The full set of records must be set down verbatim.
[Record excerpts — start]
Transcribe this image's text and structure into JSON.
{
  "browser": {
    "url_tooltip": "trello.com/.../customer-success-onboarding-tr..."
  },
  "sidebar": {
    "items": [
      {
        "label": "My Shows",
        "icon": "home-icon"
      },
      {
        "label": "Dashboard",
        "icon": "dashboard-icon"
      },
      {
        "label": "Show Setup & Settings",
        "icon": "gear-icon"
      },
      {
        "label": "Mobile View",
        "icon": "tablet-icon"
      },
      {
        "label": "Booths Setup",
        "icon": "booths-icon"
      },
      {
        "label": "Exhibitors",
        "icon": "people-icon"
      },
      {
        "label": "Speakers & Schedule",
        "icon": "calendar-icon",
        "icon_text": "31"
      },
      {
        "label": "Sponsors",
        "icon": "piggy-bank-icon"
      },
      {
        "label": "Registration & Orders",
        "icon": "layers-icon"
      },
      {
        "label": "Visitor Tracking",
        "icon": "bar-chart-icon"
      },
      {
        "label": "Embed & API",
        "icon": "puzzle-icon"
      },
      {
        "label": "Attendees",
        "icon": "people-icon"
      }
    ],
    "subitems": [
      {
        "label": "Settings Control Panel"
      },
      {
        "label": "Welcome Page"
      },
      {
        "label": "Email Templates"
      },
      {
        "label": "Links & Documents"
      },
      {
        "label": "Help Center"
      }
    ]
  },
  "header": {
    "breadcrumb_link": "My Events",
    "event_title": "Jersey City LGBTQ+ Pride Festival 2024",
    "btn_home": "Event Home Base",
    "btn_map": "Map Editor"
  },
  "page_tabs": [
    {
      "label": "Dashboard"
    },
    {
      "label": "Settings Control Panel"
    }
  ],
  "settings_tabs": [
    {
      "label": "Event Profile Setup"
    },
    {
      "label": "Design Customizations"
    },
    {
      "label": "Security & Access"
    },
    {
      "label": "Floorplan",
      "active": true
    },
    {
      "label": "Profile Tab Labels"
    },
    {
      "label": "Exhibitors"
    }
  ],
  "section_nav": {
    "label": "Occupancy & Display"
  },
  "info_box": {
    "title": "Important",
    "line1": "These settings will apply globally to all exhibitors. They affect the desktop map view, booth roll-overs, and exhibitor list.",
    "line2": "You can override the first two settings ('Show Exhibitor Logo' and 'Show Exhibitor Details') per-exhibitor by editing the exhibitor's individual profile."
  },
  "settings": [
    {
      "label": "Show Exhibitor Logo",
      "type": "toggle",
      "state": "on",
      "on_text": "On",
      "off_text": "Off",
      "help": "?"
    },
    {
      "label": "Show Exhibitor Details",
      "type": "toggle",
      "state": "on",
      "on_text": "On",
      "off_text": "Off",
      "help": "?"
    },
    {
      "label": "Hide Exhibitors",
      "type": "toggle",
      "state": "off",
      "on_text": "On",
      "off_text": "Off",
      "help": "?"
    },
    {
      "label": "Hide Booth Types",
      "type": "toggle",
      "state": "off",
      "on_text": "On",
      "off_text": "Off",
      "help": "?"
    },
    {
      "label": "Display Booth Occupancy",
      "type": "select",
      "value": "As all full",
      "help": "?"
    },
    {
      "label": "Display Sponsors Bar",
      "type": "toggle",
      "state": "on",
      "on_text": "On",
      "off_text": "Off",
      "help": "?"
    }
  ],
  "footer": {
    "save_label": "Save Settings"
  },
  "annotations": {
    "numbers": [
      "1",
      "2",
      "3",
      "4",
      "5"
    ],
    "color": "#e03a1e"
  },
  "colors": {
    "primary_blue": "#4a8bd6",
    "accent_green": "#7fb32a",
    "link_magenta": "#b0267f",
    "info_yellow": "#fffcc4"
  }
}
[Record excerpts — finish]
### Output below
Transcribe this image's text and structure into JSON.
{
  "browser": {
    "url_tooltip": "trello.com/.../customer-success-onboarding-tr..."
  },
  "sidebar": {
    "items": [
      {
        "label": "My Shows",
        "icon": "home-icon"
      },
      {
        "label": "Dashboard",
        "icon": "dashboard-icon"
      },
      {
        "label": "Show Setup & Settings",
        "icon": "gear-icon"
      },
      {
        "label": "Mobile View",
        "icon": "tablet-icon"
      },
      {
        "label": "Booths Setup",
        "icon": "booths-icon"
      },
      {
        "label": "Exhibitors",
        "icon": "people-icon"
      },
      {
        "label": "Speakers & Schedule",
        "icon": "calendar-icon",
        "icon_text": "31"
      },
      {
        "label": "Sponsors",
        "icon": "piggy-bank-icon"
      },
      {
        "label": "Registration & Orders",
        "icon": "layers-icon"
      },
      {
        "label": "Visitor Tracking",
        "icon": "bar-chart-icon"
      },
      {
        "label": "Embed & API",
        "icon": "puzzle-icon"
      },
      {
        "label": "Attendees",
        "icon": "people-icon"
      }
    ],
    "subitems": [
      {
        "label": "Settings Control Panel"
      },
      {
        "label": "Welcome Page"
      },
      {
        "label": "Email Templates"
      },
      {
        "label": "Links & Documents"
      },
      {
        "label": "Help Center"
      }
    ]
  },
  "header": {
    "breadcrumb_link": "My Events",
    "event_title": "Jersey City LGBTQ+ Pride Festival 2024",
    "btn_home": "Event Home Base",
    "btn_map": "Map Editor"
  },
  "page_tabs": [
    {
      "label": "Dashboard"
    },
    {
      "label": "Settings Control Panel"
    }
  ],
  "settings_tabs": [
    {
      "label": "Event Profile Setup"
    },
    {
      "label": "Design Customizations"
    },
    {
      "label": "Security & Access"
    },
    {
      "label": "Floorplan",
      "active": true
    },
    {
      "label": "Profile Tab Labels"
    },
    {
      "label": "Exhibitors"
    }
  ],
  "section_nav": {
    "label": "Occupancy & Display"
  },
  "info_box": {
    "title": "Important",
    "line1": "These settings will apply globally to all exhibitors. They affect the desktop map view, booth roll-overs, and exhibitor list.",
    "line2": "You can override the first two settings ('Show Exhibitor Logo' and 'Show Exhibitor Details') per-exhibitor by editing the exhibitor's individual profile."
  },
  "settings": [
    {
      "label": "Show Exhibitor Logo",
      "type": "toggle",
      "state": "on",
      "on_text": "On",
      "off_text": "Off",
      "help": "?"
    },
    {
      "label": "Show Exhibitor Details",
      "type": "toggle",
      "state": "on",
      "on_text": "On",
      "off_text": "Off",
      "help": "?"
    },
    {
      "label": "Hide Exhibitors",
      "type": "toggle",
      "state": "off",
      "on_text": "On",
      "off_text": "Off",
      "help": "?"
    },
    {
      "label": "Hide Booth Types",
      "type": "toggle",
      "state": "off",
      "on_text": "On",
      "off_text": "Off",
      "help": "?"
    },
    {
      "label": "Display Booth Occupancy",
      "type": "select",
      "value": "As all full",
      "help": "?"
    },
    {
      "label": "Display Sponsors Bar",
      "type": "toggle",
      "state": "on",
      "on_text": "On",
      "off_text": "Off",
      "help": "?"
    }
  ],
  "footer": {
    "save_label": "Save Settings"
  },
  "annotations": {
    "numbers": [
      "1",
      "2",
      "3",
      "4",
      "5"
    ],
    "color": "#e03a1e"
  },
  "colors": {
    "primary_blue": "#4a8bd6",
    "accent_green": "#7fb32a",
    "link_magenta": "#b0267f",
    "info_yellow": "#fffcc4"
  }
}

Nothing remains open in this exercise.